The Comfort House is a single-family house built according to the ‘passive house’ principle with almost no heating expenses and an optimum inner climate. Architecturally, C. F. Møller’s Comfort House takes its cue from the bright and simple tradition of Nordic modernism, with a deliberate use of reliable materials such as brick for the exterior.
The house is closed off towards the north and open, with large glass panels, towards the south, which is also where the living-rooms are located. A wooden deck in front of the house provides a terrace. The glass panels have integrated solid elements to reduce heat loss and screen off the sun.
The house is made of dark grey brick with inner walls of wood; both materials help to create a natural regulation of the inner climate. The materials are used consistently both inside and outside the house, thereby creating a smart continuity between the indoor and outdoor design. The walls and roof of the house have been pre-fabricated, and craned into position on the site.
The large glass panels face south, but are drawn in under a roof eave, so that they are struck only by the relatively low winter sun. The specially developed and manufactured window frames also help to provide heat insulation. Cavity insulation is thicker than normal: around 300 mm in the walls and 450 mm in the floors and roof, and thermal bridges have been avoided. The heat in the house is recycled with the help of heat recovery and controlled ventilation. In order to be able to exploit this principle fully, the building is completely sealed.

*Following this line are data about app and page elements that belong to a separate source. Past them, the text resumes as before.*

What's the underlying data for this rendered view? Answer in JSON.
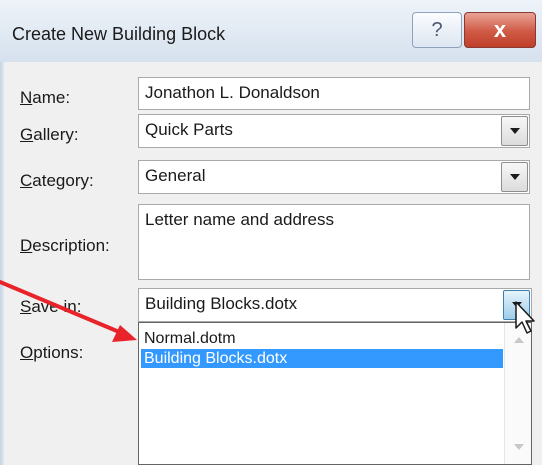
{
  "window": {
    "title": "Create New Building Block",
    "help_glyph": "?",
    "close_glyph": "x"
  },
  "form": {
    "name": {
      "label_key": "N",
      "label_rest": "ame:",
      "value": "Jonathon L. Donaldson"
    },
    "gallery": {
      "label_key": "G",
      "label_rest": "allery:",
      "value": "Quick Parts"
    },
    "category": {
      "label_key": "C",
      "label_rest": "ategory:",
      "value": "General"
    },
    "description": {
      "label_key": "D",
      "label_rest": "escription:",
      "value": "Letter name and address"
    },
    "save_in": {
      "label_key": "S",
      "label_rest": "ave in:",
      "value": "Building Blocks.dotx"
    },
    "options": {
      "label_key": "O",
      "label_rest": "ptions:"
    }
  },
  "save_in_dropdown": {
    "options": [
      "Normal.dotm",
      "Building Blocks.dotx"
    ],
    "selected": "Building Blocks.dotx"
  },
  "colors": {
    "annotation_arrow": "#e8232a",
    "selection": "#3399ff",
    "close_button": "#cf5a45"
  },
  "icons": [
    "help-icon",
    "close-icon",
    "dropdown-arrow-icon",
    "mouse-cursor-icon",
    "annotation-arrow-icon"
  ]
}
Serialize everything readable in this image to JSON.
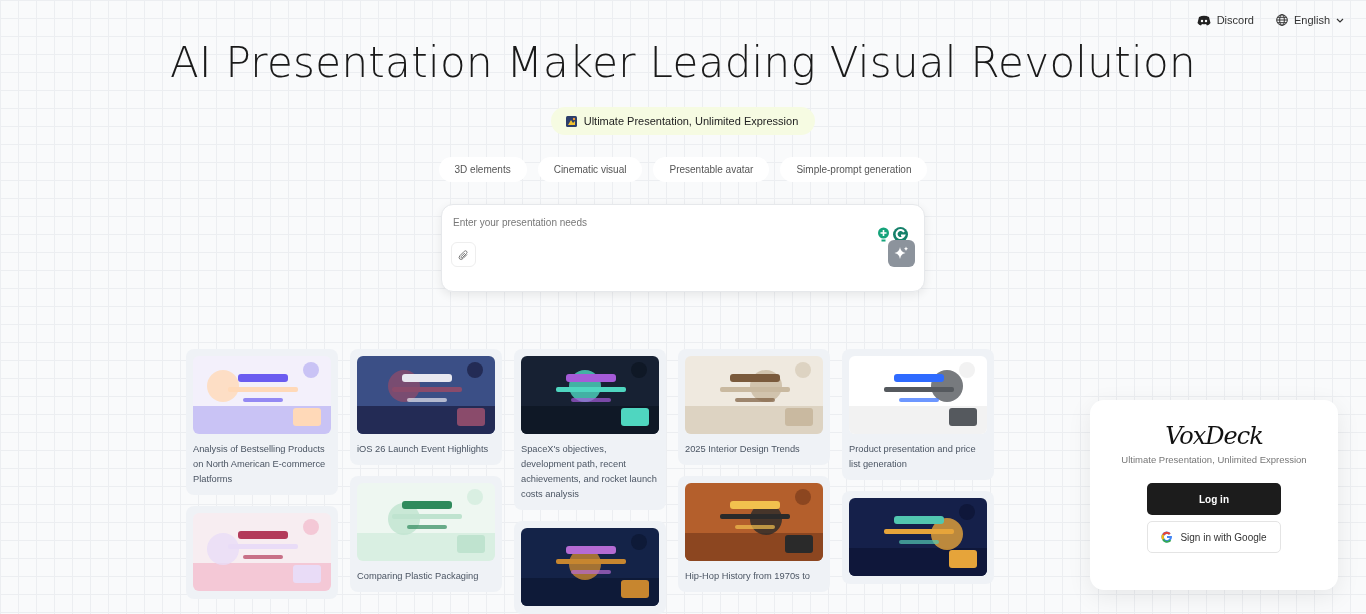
{
  "top_bar": {
    "links": [
      {
        "kind": "discord",
        "label": "Discord"
      },
      {
        "kind": "language",
        "label": "English"
      }
    ]
  },
  "hero": {
    "title": "AI Presentation Maker Leading Visual Revolution",
    "badge": "Ultimate Presentation, Unlimited Expression",
    "chips": [
      "3D elements",
      "Cinematic visual",
      "Presentable avatar",
      "Simple-prompt generation"
    ]
  },
  "prompt": {
    "placeholder": "Enter your presentation needs"
  },
  "gallery": {
    "columns": [
      {
        "cards": [
          {
            "kind": "picture",
            "title": "Analysis of Bestselling Products on North American E-commerce Platforms"
          },
          {
            "kind": "picture"
          }
        ]
      },
      {
        "cards": [
          {
            "kind": "picture",
            "title": "iOS 26 Launch Event Highlights"
          },
          {
            "kind": "picture",
            "title": "Comparing Plastic Packaging"
          }
        ]
      },
      {
        "cards": [
          {
            "kind": "picture",
            "title": "SpaceX's objectives, development path, recent achievements, and rocket launch costs analysis"
          },
          {
            "kind": "picture"
          }
        ]
      },
      {
        "cards": [
          {
            "kind": "picture",
            "title": "2025 Interior Design Trends"
          },
          {
            "kind": "picture",
            "title": "Hip-Hop History from 1970s to"
          }
        ]
      },
      {
        "cards": [
          {
            "kind": "picture",
            "title": "Product presentation and price list generation"
          },
          {
            "kind": "picture"
          }
        ]
      }
    ]
  },
  "login": {
    "logo": "VoxDeck",
    "tagline": "Ultimate Presentation, Unlimited Expression",
    "buttons": [
      {
        "kind": "primary",
        "label": "Log in"
      },
      {
        "kind": "google",
        "label": "Sign in with Google"
      }
    ]
  }
}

Project name: Comfort House
Location: Stenagervænget, Vejle, Denmark
Type: Green House, Sustainable House
Project Area: 208 m2
Competition Year: 2007, 1. prize in competition
Project Year: 2008-2011
Client / Owner / Developer: Komforthusene
Architects: C. F. Møller Architects
Collaborators: Fiberline, Designit
Construction: W. Buch Andersen
Engineering: Tækker Rådgivende Ingeniører
Text Description: © Courtesy of C.F. Moller Architects
Images: © C.F. Moller Architects